# DATA PROVIDED:

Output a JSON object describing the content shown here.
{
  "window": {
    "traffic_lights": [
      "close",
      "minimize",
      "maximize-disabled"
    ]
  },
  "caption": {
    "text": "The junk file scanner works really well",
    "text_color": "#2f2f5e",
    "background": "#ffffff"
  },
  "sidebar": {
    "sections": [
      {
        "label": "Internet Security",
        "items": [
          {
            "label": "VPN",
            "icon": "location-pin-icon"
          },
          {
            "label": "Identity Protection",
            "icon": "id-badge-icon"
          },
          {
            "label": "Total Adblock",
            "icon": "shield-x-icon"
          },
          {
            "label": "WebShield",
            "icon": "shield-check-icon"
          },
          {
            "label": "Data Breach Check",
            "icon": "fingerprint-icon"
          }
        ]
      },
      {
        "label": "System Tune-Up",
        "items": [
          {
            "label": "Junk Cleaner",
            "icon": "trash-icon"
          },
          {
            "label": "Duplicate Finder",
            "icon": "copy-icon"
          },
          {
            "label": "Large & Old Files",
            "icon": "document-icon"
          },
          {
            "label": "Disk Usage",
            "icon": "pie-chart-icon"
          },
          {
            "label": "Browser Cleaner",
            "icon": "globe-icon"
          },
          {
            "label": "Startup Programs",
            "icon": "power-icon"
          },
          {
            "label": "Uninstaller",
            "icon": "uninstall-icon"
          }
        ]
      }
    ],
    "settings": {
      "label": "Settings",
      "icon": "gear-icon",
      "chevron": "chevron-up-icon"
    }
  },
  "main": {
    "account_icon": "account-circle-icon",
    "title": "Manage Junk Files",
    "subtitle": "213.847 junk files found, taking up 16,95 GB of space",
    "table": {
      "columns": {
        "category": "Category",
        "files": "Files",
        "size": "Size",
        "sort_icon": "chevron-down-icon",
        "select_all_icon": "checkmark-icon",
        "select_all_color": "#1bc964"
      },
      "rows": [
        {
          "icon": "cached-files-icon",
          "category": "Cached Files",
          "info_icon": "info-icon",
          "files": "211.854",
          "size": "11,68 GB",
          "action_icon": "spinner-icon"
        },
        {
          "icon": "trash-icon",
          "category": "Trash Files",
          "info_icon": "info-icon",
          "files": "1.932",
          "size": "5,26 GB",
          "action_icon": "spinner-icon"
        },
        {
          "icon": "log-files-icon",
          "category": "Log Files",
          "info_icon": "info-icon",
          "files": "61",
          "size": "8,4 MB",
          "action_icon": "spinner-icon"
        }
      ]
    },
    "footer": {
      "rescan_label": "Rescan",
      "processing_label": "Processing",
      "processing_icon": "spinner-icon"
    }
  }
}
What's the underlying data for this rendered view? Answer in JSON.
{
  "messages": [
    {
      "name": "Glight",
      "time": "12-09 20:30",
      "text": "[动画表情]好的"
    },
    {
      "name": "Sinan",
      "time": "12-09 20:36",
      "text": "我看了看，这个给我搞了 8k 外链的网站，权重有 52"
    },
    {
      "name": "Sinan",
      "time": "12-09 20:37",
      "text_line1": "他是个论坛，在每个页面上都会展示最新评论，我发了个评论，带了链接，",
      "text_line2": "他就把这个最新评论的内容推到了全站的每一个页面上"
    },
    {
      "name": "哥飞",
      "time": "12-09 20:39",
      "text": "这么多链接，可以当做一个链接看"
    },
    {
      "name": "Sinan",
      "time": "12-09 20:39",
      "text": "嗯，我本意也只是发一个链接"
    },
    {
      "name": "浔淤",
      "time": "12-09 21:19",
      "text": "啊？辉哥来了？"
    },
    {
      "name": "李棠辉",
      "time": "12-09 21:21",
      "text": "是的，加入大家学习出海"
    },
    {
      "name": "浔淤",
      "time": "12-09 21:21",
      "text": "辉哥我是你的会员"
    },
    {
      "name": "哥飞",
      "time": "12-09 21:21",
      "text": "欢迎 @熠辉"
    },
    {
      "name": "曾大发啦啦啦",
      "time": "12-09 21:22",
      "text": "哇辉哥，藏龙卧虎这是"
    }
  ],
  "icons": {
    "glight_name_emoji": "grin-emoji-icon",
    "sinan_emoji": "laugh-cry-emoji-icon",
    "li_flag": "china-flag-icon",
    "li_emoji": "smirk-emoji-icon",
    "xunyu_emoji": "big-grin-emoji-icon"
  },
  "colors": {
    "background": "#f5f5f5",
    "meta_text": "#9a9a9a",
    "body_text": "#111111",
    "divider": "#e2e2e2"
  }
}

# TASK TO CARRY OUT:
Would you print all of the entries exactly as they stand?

# RESULT FOR THIS TASK:
Output a JSON object describing the content shown here.
{
  "window": {
    "traffic_lights": [
      "close",
      "minimize",
      "maximize-disabled"
    ]
  },
  "caption": {
    "text": "The junk file scanner works really well",
    "text_color": "#2f2f5e",
    "background": "#ffffff"
  },
  "sidebar": {
    "sections": [
      {
        "label": "Internet Security",
        "items": [
          {
            "label": "VPN",
            "icon": "location-pin-icon"
          },
          {
            "label": "Identity Protection",
            "icon": "id-badge-icon"
          },
          {
            "label": "Total Adblock",
            "icon": "shield-x-icon"
          },
          {
            "label": "WebShield",
            "icon": "shield-check-icon"
          },
          {
            "label": "Data Breach Check",
            "icon": "fingerprint-icon"
          }
        ]
      },
      {
        "label": "System Tune-Up",
        "items": [
          {
            "label": "Junk Cleaner",
            "icon": "trash-icon"
          },
          {
            "label": "Duplicate Finder",
            "icon": "copy-icon"
          },
          {
            "label": "Large & Old Files",
            "icon": "document-icon"
          },
          {
            "label": "Disk Usage",
            "icon": "pie-chart-icon"
          },
          {
            "label": "Browser Cleaner",
            "icon": "globe-icon"
          },
          {
            "label": "Startup Programs",
            "icon": "power-icon"
          },
          {
            "label": "Uninstaller",
            "icon": "uninstall-icon"
          }
        ]
      }
    ],
    "settings": {
      "label": "Settings",
      "icon": "gear-icon",
      "chevron": "chevron-up-icon"
    }
  },
  "main": {
    "account_icon": "account-circle-icon",
    "title": "Manage Junk Files",
    "subtitle": "213.847 junk files found, taking up 16,95 GB of space",
    "table": {
      "columns": {
        "category": "Category",
        "files": "Files",
        "size": "Size",
        "sort_icon": "chevron-down-icon",
        "select_all_icon": "checkmark-icon",
        "select_all_color": "#1bc964"
      },
      "rows": [
        {
          "icon": "cached-files-icon",
          "category": "Cached Files",
          "info_icon": "info-icon",
          "files": "211.854",
          "size": "11,68 GB",
          "action_icon": "spinner-icon"
        },
        {
          "icon": "trash-icon",
          "category": "Trash Files",
          "info_icon": "info-icon",
          "files": "1.932",
          "size": "5,26 GB",
          "action_icon": "spinner-icon"
        },
        {
          "icon": "log-files-icon",
          "category": "Log Files",
          "info_icon": "info-icon",
          "files": "61",
          "size": "8,4 MB",
          "action_icon": "spinner-icon"
        }
      ]
    },
    "footer": {
      "rescan_label": "Rescan",
      "processing_label": "Processing",
      "processing_icon": "spinner-icon"
    }
  }
}
What's the underlying data for this rendered view? Answer in JSON.
{
  "messages": [
    {
      "name": "Glight",
      "time": "12-09 20:30",
      "text": "[动画表情]好的"
    },
    {
      "name": "Sinan",
      "time": "12-09 20:36",
      "text": "我看了看，这个给我搞了 8k 外链的网站，权重有 52"
    },
    {
      "name": "Sinan",
      "time": "12-09 20:37",
      "text_line1": "他是个论坛，在每个页面上都会展示最新评论，我发了个评论，带了链接，",
      "text_line2": "他就把这个最新评论的内容推到了全站的每一个页面上"
    },
    {
      "name": "哥飞",
      "time": "12-09 20:39",
      "text": "这么多链接，可以当做一个链接看"
    },
    {
      "name": "Sinan",
      "time": "12-09 20:39",
      "text": "嗯，我本意也只是发一个链接"
    },
    {
      "name": "浔淤",
      "time": "12-09 21:19",
      "text": "啊？辉哥来了？"
    },
    {
      "name": "李棠辉",
      "time": "12-09 21:21",
      "text": "是的，加入大家学习出海"
    },
    {
      "name": "浔淤",
      "time": "12-09 21:21",
      "text": "辉哥我是你的会员"
    },
    {
      "name": "哥飞",
      "time": "12-09 21:21",
      "text": "欢迎 @熠辉"
    },
    {
      "name": "曾大发啦啦啦",
      "time": "12-09 21:22",
      "text": "哇辉哥，藏龙卧虎这是"
    }
  ],
  "icons": {
    "glight_name_emoji": "grin-emoji-icon",
    "sinan_emoji": "laugh-cry-emoji-icon",
    "li_flag": "china-flag-icon",
    "li_emoji": "smirk-emoji-icon",
    "xunyu_emoji": "big-grin-emoji-icon"
  },
  "colors": {
    "background": "#f5f5f5",
    "meta_text": "#9a9a9a",
    "body_text": "#111111",
    "divider": "#e2e2e2"
  }
}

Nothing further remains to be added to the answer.